- Abdelkrim, Souhir, Jebara, Salwa Harzalli, Saadani, Omar, Chiboub, Manel, Abid, Ghassen, Mannai, Khediri, Jebara, Moez
- Archives of microbiology 2019 v.201 no.1 pp. 107-121
- Bacillus megaterium, Bacillus simplex, Ensifer meliloti, Lathyrus sativus, Pseudomonas fluorescens, Rhizobium leguminosarum, Variovorax, bacteria, biomass production, cadmium, copper, genes, heavy metals, lead, metal tolerance, nutrients, phytomass, phytoremediation, polluted soils, polymerase chain reaction, ribosomal DNA, root nodules, shoots, soil properties, zinc

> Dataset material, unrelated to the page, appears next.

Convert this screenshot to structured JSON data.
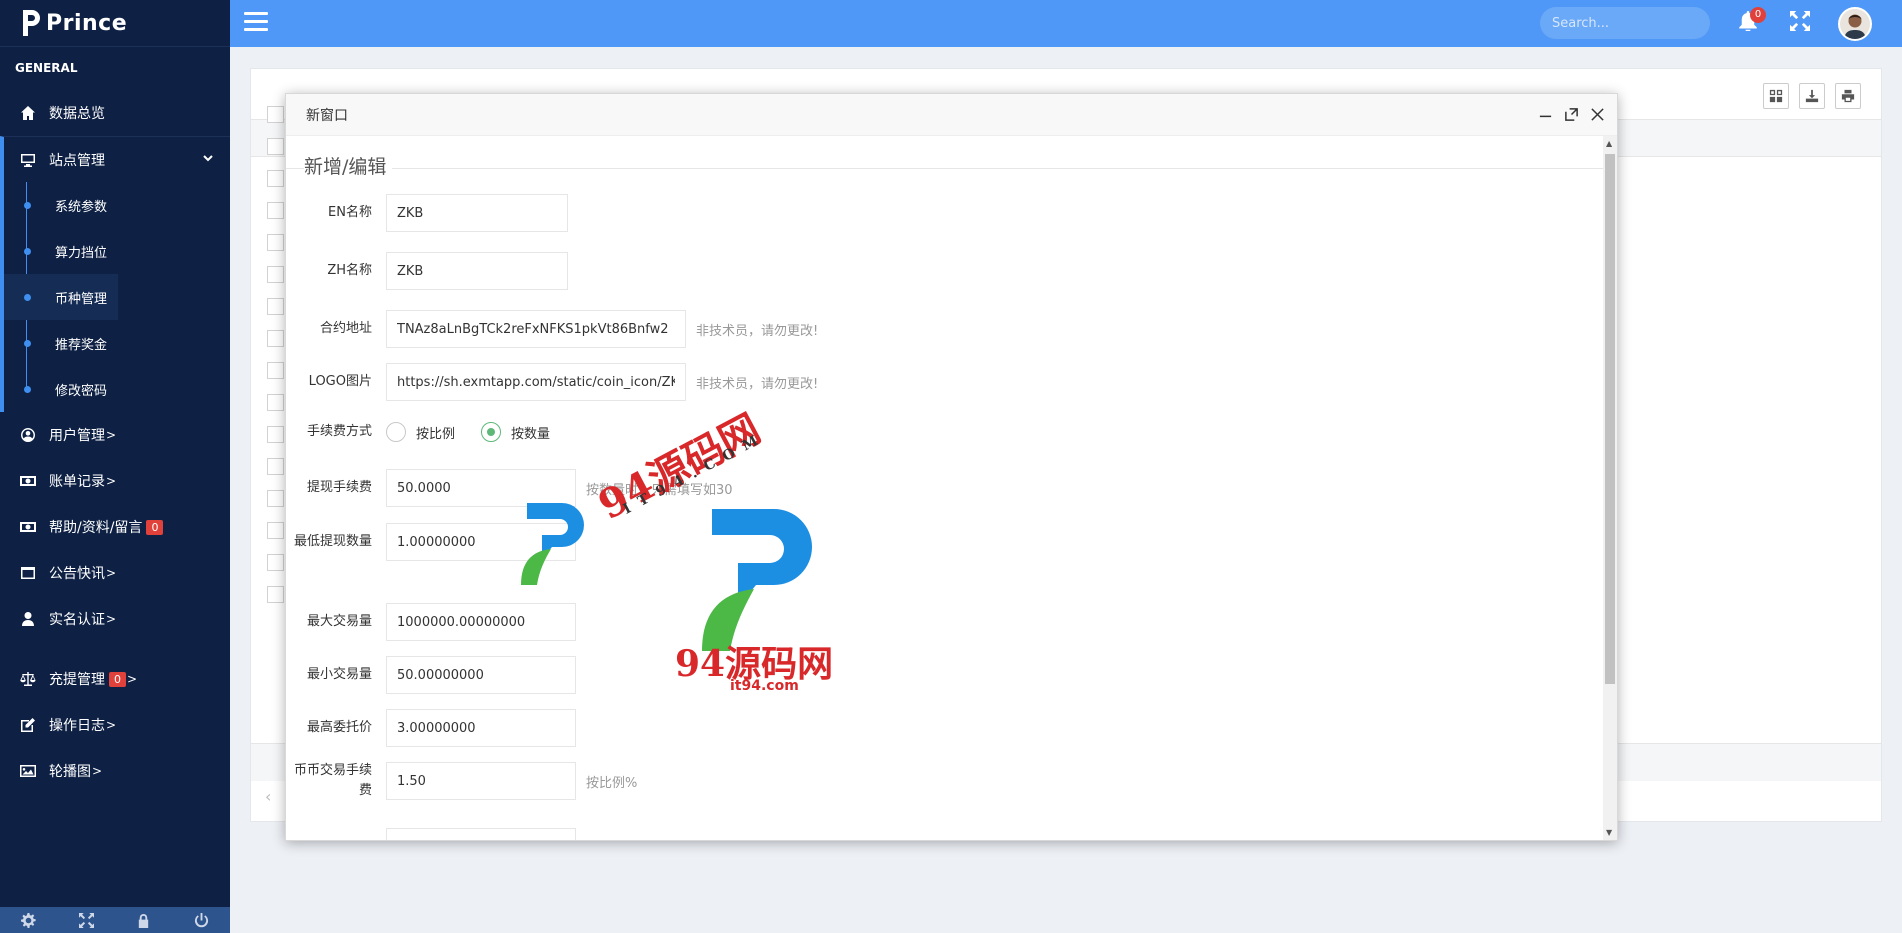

- In this study, two populations of leguminous plants Lathyrus sativus were grown in four soils that were collected from sites differently contaminated by heavy metals. Evaluations included basic soil properties, concentrations of major nutrients and four metals (copper, zinc, lead and cadmium) in these soils. Investigation of Lathyrus sativus response to contamination showed that the increase of heavy metal concentration in soils affected biomass of plant, number of nodules and plant metal uptake. Heavy metal tolerance of 46 isolated bacteria from the root nodules was evaluated and demonstrated that the maximum concentration of Cd, Pb, Cu and Zn tolerated by strains were 0.8, 2.5, 0.2, and 0.5 mM, respectively. Twenty-two isolates were tested for their effects on plant biomass production and nodule formation and showed that only R. leguminosarum nodulated Lathyrus sativus, while some bacteria improved the shoot and root dry biomass. Sequences of their 16S rDNA gene fragments were also obtained and evaluated for tentative identification of the isolates which revealed different bacterial genera represented by Rhizobium sp, Rhizobium leguminosarum, Sinorhizobium meliloti, Pseudomonas sp, Pseudomonas fluorescens, Luteibacter sp, Variovorax sp, Bacillus simplex and Bacillus megaterium. The existence of Pb- and Cd-resistant genes (PbrA and CadA) in these bacteria was determined by PCR, and it showed high homology with PbrA and CadA genes from other bacteria. The tested resistant population was able to accumulate high concentrations of Pb and Cd in all plant parts and, therefore, can be classified as a strong metal accumulator with suitable potential for phytoremediation of Pb and Cd polluted sites. Heavy metal resistant and efficient bacteria isolated from root nodules were chosen with Lathyrus sativus to form symbiotic associations for eventual bioremediation program, which could be tested to remove pollutants from contaminated sites.